At the centre of the laboratory is a treadmill fitted with devices that measure how much force is used when people walk or run. Above it are motion-capture cameras that work out exactly how people move their joints and muscles.
The data helps them design a system to help people run or walk faster or more efficiently.
Running for ever
The students want to push the boundaries of technology behind what our current biological frames will allow. Normal seems to be something of a dirty word.
They refer to Prof Hugh Herr, who runs the lab, as “their fearless leader”.
“Hugh has expressed a dream, that I share, to strap on an exoskeleton and run through the wood at 20 miles per hour all day without getting tired,” Mr Clites told the BBC.
“That would be exhilarating and beautiful and a type of experience that humans aren’t currently able to have.”
However, exoskeletons are also being worked on “for nurses or waiters who are on their feet all day”.
“Right now someone can use a forklift to lift heavy materials but if they were able to wear an exoskeleton that allowed them to do the same thing, it would perhaps better connect them to the task they are performing,” Mr Clites said.
The hope is that the current big, bulky exoskeletons can be shrunk to the “form factor of a sneaker and associated shin guard” or even be contained within “high-performance clothing”.
Prof Noel Sharkey, co-founder for the Foundation for Responsible Robotics, is worried by the idea of technology that allows humans to work longer hours.
“You could have exoskeletons on building sites that would help people not get so physically tired, but working longer would make you mentally tired and we don’t have a means of stopping that,” he told the BBC.
“We design these systems and then ask whether it might be misused.
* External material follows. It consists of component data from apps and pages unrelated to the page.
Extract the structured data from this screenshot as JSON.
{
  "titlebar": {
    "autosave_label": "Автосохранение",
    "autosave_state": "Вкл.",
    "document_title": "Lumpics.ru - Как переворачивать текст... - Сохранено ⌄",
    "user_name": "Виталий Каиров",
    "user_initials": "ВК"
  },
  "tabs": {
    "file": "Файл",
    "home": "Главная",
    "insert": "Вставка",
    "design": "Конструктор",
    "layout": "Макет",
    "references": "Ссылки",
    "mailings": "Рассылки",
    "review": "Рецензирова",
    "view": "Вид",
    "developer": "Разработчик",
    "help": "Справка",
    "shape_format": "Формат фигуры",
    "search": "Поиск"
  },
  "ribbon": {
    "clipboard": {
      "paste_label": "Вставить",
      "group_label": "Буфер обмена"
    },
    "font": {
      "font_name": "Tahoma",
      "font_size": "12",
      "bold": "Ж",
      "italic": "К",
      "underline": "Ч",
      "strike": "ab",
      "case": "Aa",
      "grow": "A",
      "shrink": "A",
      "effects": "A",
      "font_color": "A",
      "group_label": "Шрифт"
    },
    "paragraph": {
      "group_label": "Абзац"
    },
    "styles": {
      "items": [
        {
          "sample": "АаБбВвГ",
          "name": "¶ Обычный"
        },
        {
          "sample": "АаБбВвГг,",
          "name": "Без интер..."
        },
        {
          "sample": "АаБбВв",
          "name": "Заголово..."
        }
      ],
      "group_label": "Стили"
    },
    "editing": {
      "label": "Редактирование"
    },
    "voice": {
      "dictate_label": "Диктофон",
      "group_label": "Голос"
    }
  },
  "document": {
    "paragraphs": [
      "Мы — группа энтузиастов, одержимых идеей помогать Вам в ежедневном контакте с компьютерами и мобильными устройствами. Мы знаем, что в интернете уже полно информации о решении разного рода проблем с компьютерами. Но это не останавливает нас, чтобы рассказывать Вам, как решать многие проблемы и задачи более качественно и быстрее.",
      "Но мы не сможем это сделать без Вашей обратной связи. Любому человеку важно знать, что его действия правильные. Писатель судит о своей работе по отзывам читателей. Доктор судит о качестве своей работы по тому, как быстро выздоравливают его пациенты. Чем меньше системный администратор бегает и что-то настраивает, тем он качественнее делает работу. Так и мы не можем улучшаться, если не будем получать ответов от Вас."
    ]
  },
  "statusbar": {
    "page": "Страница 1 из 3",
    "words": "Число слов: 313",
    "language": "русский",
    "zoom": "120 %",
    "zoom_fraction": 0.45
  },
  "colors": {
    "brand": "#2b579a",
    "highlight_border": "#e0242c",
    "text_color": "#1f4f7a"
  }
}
We need ethical design from the start and I would design exoskeletons that switch themselves off after six hours.”
However, Mr Clites does not want to limit the technology. “We don’t stop building cars because some people will drive drunk,” he told the BBC.
“We look at technology and think that if the benefits outweigh the risk for people to abuse it, then we are excited to go after the technology.”
Prof Herr, is a self-described “bionic man”, thanks to the robotic legs designed by his team, following a mountain climbing accident in his teens that left him as a double amputee.
His legs have been through many iterations to get to their current hi-tech standard.
“When I think about moving my legs, neural signals from my central nervous system pass through my nerves and activate muscles within my residual limbs,” he explained in a TED talk earlier this year.
“Artificial electrodes sense these signals, and small computers in the bionic limb decode my nerve pulses into my intended movement patterns.”
But he added, he is “not yet a cyborg”.
His friend – Jim Ewing – who also lost his lower leg in a climbing accident – had his damaged limb rebuilt by a team of surgeons, scientists and engineers assembled at MIT called Team Cyborg.
Surgeons connected muscles in his remaining leg in a way that allowed the nerves within them to continue sending information to the brain, helping his bionic foot work more naturally.
The engineers built the prosthetic to enable two-way communication, with signals travelling from his brain to his residual lower leg and into the bionic limb.
It allowed Mr Ewing to again climb the mountain in the Cayman Islands where he had fallen but that is just the start of the journey, thinks Prof Herr.
“I believe that the reach of neuro-embodied design will extend far beyond limb replacement and carry humanity into realms that will fundamentally redefine human potential,” he said in his TED talk.
“In this 21st Century, designers will extend the nervous system into powerfully strong exoskeletons that humans can control and feel with their minds.”